[Image description: A picture of the author wearing a black knit winter hat that has the word “they” across it in white capital letters with a row of pink hearts above and below the word. The hat has a white pom-pom at the top. West is a white non-binary person with very short brown hair just peeking out of the hat. They are wearing a blue plaid flannel buttoned all the way to the top, a red hoodie that is unzipped, red tights with black shorts, and a green watch. They are sitting on their couch, with a black bookshelf filled with books, a poster of a mermaid, and a kitchen table with four chairs in the background.]
I’ve been using the pronouns they/them/theirs for almost three years. The decision to switch my pronouns was scary. Even though I’d met several non-binary people who used pronouns other than he and she, I was still worried about what people would think if I did. Who would actually use them, and how hard would it be to make people respect them?
In the end, I made the change, because my pronouns made me feel more comfortable in my own skin. It was a difficult transition, however. No one but my closest friends made a serious effort to change the pronouns they used for me. I’m sure all of my other friends had good intentions, but it was really strange and hard for them to refer to me as they. Often they would just forget, and I would have to decide whether to correct them or let it slide.
It’s difficult for a lot of people to imagine the stress and anxiety this puts on the shoulders of a trans person. Imagine someone calling you he every single time they referred to you, when your pronoun is she. No matter how many times you corrected them, they immediately went back to he. You’d probably end the friendship at some point, right? Who would want to be friends with someone who disrespected you so much that they kept calling you by the wrong pronouns?
I understand that adding a new set of pronouns to one’s vocabulary involves a learning curve. When I first met someone who used they/them/theirs as pronouns, I was still identifying as cis and it was hard for me to figure out which one to use in a sentence. It felt unnatural to refer to one person as they. I messed up just about every sentence, and I had to correct myself every time a pronoun appeared in my words.
So I get it. I’ve been there. I know exactly how it feels to learn a new pronoun. I didn’t begin using they/them/their pronouns and immediately have them become integrated into my vocabulary. But I practiced, I remembered that a person’s pronouns were they/them/theirs, and every time I messed up, I corrected myself.
I want to be clear: The thing that hurts me most is not when someone messes up my pronouns. It’s when they know my real ones, but they don’t even try to correct themselves. They just let it sit there, and it’s on me to bring it up, again, that “It’s they, not she.”

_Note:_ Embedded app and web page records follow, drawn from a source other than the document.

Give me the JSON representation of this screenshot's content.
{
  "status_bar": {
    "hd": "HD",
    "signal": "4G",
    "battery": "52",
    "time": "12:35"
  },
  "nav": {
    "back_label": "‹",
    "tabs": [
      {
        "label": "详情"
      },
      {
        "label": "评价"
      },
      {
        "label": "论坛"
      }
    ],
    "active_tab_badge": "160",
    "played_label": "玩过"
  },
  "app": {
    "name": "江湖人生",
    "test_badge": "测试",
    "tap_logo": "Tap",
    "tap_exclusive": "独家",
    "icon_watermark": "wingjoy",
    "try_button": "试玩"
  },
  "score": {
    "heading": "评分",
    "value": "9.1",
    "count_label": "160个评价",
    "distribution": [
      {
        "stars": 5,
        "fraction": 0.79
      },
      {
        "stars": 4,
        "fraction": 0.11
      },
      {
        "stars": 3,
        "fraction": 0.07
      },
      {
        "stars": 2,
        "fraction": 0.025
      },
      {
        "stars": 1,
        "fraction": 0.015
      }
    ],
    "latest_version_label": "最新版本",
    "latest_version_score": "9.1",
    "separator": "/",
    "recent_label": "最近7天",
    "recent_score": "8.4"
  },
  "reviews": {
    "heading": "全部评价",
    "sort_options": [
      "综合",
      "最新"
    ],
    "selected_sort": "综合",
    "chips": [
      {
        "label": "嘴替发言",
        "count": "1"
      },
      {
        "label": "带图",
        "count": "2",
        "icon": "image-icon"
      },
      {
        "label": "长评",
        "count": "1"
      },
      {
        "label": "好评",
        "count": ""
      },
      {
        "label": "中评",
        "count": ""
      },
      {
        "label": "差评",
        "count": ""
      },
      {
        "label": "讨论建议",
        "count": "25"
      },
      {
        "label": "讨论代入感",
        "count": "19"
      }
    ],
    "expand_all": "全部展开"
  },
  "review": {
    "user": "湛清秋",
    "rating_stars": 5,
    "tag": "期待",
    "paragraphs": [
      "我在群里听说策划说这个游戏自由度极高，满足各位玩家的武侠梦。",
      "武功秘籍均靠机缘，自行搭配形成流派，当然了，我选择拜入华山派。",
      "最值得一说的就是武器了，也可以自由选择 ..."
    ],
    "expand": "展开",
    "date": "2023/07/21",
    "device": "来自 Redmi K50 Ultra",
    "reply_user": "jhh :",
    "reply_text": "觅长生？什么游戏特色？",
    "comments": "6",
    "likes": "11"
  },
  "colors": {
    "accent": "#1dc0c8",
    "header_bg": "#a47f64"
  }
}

It’s fine if it takes someone a while to get used to new pronouns. I promise, it really does get easier and more natural. They/them/theirs is so default for me now, because so many of my friends use them, that I no longer have to struggle. The same is true for ze/zir/zirs. That was a learning curve too, and although I am a little slow with them because I don’t get to use them in real life as much, I’m better at using them than when I started.
If someone you know uses different pronouns, please put in the effort. It makes a world of difference to that person. Here are a few resources to practice pronouns:
If you mess up (which happens, I still do it too), apologize, correct the pronoun, and move on. That’s all that’s needed. In the first year I began using “they,” every time someone used the wrong pronouns for me (and knew better), it felt like a literal punch to the gut. I’ve gotten more desensitized to it over the years, and although it’s better for my mental health, it’s also pretty sad. But it still sucks to be misgendered and makes me feel awful. It makes me feel like I can’t really be close with someone if they won’t use the words I need to be comfortable.
[Headline image: The photograph shows a person against a white background. The bottom half of the person’s face is visible, along with the person’s neck, shoulders, and upper chest. The person is white and wearing red lipstick, a white button-down shirt with black stripes, a black tie, and a black jacket.]